(Interface dataset entries)
————————
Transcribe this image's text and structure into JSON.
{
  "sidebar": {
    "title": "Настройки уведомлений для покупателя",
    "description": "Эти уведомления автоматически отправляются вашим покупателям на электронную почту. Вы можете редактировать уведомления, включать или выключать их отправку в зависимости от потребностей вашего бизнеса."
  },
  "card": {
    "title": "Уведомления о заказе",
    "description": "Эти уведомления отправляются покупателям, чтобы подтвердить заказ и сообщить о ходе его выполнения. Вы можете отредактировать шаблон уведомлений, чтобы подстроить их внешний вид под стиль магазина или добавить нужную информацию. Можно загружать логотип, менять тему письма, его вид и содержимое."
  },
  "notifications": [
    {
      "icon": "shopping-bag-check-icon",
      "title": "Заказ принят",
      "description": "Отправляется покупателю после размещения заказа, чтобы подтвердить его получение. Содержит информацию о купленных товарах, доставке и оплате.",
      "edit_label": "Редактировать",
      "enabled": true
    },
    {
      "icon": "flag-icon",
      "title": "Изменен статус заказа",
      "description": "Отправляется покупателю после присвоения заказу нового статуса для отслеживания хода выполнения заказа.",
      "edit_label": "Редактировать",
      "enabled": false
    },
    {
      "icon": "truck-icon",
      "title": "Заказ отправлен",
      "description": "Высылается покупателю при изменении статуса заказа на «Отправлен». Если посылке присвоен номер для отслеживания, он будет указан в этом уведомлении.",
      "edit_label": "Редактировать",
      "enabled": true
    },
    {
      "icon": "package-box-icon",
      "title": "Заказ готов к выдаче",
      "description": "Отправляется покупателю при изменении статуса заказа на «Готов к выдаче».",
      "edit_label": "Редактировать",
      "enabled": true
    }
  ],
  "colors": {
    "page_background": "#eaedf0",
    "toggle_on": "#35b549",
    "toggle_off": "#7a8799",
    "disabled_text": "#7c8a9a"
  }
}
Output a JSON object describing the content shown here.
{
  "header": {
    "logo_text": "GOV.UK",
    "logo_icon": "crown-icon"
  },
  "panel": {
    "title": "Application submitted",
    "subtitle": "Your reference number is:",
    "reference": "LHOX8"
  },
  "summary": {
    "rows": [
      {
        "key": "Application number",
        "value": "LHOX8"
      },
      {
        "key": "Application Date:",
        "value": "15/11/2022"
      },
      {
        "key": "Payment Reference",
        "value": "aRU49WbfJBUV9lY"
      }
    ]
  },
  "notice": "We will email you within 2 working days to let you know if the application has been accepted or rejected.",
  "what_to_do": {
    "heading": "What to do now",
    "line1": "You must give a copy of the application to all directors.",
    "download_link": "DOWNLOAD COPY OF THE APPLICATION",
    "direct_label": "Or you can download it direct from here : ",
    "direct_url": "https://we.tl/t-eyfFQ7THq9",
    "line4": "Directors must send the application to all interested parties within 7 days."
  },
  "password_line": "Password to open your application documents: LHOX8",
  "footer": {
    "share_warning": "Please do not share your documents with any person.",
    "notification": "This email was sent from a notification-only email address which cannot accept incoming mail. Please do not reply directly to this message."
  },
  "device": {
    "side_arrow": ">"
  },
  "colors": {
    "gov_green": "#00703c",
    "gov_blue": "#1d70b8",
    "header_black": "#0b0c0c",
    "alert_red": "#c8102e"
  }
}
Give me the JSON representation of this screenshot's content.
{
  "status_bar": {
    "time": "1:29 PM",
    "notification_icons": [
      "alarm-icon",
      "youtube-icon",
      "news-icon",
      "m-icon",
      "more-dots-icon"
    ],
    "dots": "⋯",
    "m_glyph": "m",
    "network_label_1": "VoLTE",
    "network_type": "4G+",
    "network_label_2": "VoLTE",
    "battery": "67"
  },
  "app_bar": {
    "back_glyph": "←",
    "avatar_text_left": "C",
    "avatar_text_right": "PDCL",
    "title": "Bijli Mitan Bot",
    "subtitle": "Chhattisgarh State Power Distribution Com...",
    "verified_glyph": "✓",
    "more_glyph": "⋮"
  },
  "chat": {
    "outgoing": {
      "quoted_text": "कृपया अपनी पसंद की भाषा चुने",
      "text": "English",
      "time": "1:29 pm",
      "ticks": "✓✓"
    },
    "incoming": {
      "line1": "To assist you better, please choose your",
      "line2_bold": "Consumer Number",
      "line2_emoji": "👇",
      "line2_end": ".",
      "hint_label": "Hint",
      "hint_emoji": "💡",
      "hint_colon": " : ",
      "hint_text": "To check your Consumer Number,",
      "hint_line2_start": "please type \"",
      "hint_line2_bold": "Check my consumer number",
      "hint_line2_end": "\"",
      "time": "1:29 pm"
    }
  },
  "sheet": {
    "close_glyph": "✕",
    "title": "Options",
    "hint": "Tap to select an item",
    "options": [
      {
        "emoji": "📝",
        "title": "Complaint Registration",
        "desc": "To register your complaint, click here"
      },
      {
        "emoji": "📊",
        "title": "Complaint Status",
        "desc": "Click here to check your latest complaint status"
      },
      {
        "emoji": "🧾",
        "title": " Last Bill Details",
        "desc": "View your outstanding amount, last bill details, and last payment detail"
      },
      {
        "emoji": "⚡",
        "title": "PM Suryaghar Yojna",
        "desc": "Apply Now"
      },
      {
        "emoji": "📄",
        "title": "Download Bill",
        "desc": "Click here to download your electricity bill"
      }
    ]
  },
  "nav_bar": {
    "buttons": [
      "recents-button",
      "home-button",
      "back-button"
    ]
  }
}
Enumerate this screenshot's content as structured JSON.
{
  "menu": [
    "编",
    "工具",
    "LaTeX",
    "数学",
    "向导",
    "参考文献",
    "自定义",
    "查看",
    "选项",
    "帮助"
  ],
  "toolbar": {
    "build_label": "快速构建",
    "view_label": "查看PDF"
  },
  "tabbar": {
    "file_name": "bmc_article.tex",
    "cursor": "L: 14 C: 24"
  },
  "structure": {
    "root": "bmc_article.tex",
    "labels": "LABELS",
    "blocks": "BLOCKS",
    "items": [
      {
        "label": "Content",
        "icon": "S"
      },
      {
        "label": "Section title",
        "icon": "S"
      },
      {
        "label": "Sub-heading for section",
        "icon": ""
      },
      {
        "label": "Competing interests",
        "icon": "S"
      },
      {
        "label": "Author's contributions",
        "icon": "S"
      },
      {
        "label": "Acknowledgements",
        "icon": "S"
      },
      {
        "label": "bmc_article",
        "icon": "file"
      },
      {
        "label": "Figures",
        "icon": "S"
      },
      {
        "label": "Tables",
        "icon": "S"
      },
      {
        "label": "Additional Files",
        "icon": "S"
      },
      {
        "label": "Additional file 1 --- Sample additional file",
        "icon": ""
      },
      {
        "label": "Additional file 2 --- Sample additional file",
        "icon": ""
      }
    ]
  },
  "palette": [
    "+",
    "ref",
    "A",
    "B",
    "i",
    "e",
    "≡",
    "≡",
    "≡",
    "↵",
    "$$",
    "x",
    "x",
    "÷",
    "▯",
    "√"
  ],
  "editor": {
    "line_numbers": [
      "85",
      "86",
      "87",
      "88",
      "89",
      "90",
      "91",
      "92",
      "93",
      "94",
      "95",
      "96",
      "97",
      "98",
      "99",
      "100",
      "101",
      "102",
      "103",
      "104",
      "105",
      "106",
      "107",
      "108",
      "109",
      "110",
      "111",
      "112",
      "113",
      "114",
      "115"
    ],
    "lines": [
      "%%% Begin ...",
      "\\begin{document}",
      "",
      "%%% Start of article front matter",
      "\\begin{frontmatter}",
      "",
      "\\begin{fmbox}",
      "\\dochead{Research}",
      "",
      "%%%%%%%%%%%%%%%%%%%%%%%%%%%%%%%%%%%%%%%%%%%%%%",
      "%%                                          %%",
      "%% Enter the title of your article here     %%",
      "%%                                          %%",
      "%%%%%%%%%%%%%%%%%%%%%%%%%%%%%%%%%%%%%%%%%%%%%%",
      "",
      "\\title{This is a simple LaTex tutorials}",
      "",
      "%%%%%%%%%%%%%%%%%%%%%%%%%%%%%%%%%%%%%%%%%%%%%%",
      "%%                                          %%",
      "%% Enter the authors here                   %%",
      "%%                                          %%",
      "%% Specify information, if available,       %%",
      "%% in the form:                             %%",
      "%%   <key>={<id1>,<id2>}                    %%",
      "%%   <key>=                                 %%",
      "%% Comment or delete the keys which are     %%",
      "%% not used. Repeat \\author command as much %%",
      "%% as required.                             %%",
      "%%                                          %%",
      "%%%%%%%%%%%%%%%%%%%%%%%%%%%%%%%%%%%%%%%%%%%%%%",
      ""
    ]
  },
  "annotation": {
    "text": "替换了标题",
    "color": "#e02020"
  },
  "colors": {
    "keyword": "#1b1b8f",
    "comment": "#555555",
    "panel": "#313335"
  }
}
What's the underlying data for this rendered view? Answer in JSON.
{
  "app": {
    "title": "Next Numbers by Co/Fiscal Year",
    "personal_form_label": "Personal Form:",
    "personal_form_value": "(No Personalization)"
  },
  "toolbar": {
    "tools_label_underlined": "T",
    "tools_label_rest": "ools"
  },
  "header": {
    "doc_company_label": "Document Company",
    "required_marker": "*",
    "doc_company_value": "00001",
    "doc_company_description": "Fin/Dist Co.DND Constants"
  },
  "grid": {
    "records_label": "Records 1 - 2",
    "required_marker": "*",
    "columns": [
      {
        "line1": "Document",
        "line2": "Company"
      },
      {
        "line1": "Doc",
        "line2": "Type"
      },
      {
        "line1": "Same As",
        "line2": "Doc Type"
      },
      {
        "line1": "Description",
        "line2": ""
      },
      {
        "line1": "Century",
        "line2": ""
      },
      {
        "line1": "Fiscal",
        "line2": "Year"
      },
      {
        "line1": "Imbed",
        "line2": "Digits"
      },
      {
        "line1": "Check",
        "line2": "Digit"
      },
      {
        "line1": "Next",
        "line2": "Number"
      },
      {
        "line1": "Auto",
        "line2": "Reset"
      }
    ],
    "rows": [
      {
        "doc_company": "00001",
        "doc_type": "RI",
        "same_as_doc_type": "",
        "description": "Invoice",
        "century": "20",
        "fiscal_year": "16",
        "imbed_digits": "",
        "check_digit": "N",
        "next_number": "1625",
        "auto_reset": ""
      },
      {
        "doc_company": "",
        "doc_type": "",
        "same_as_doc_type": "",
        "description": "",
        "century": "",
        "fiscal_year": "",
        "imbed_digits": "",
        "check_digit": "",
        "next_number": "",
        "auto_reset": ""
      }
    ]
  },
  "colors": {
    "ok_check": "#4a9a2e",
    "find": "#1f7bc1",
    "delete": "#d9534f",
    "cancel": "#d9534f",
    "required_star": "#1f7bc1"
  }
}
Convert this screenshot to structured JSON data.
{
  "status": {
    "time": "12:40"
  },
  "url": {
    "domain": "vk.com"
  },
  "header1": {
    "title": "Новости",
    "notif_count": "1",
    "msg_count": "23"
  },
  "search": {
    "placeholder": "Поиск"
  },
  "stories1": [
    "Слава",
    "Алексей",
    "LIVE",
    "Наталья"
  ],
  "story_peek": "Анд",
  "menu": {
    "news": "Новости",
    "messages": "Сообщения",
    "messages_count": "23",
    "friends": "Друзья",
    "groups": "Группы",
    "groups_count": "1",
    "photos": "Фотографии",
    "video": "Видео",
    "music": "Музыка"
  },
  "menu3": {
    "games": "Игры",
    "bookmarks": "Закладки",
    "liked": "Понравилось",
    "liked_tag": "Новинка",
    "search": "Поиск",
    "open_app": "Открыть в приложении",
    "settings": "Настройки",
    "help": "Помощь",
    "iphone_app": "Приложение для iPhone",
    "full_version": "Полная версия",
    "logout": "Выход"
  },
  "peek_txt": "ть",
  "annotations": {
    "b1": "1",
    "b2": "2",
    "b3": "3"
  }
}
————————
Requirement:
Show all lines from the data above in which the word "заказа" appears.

Answer to this exercise:
      "description": "Отправляется покупателю после размещения заказа, чтобы подтвердить его получение. Содержит информацию о купленных товарах, доставке и оплате.",
      "title": "Изменен статус заказа",
      "description": "Отправляется покупателю после присвоения заказу нового статуса для отслеживания хода выполнения заказа.",
      "description": "Высылается покупателю при изменении статуса заказа на «Отправлен». Если посылке присвоен номер для отслеживания, он будет указан в этом уведомлении.",
      "description": "Отправляется покупателю при изменении статуса заказа на «Готов к выдаче».",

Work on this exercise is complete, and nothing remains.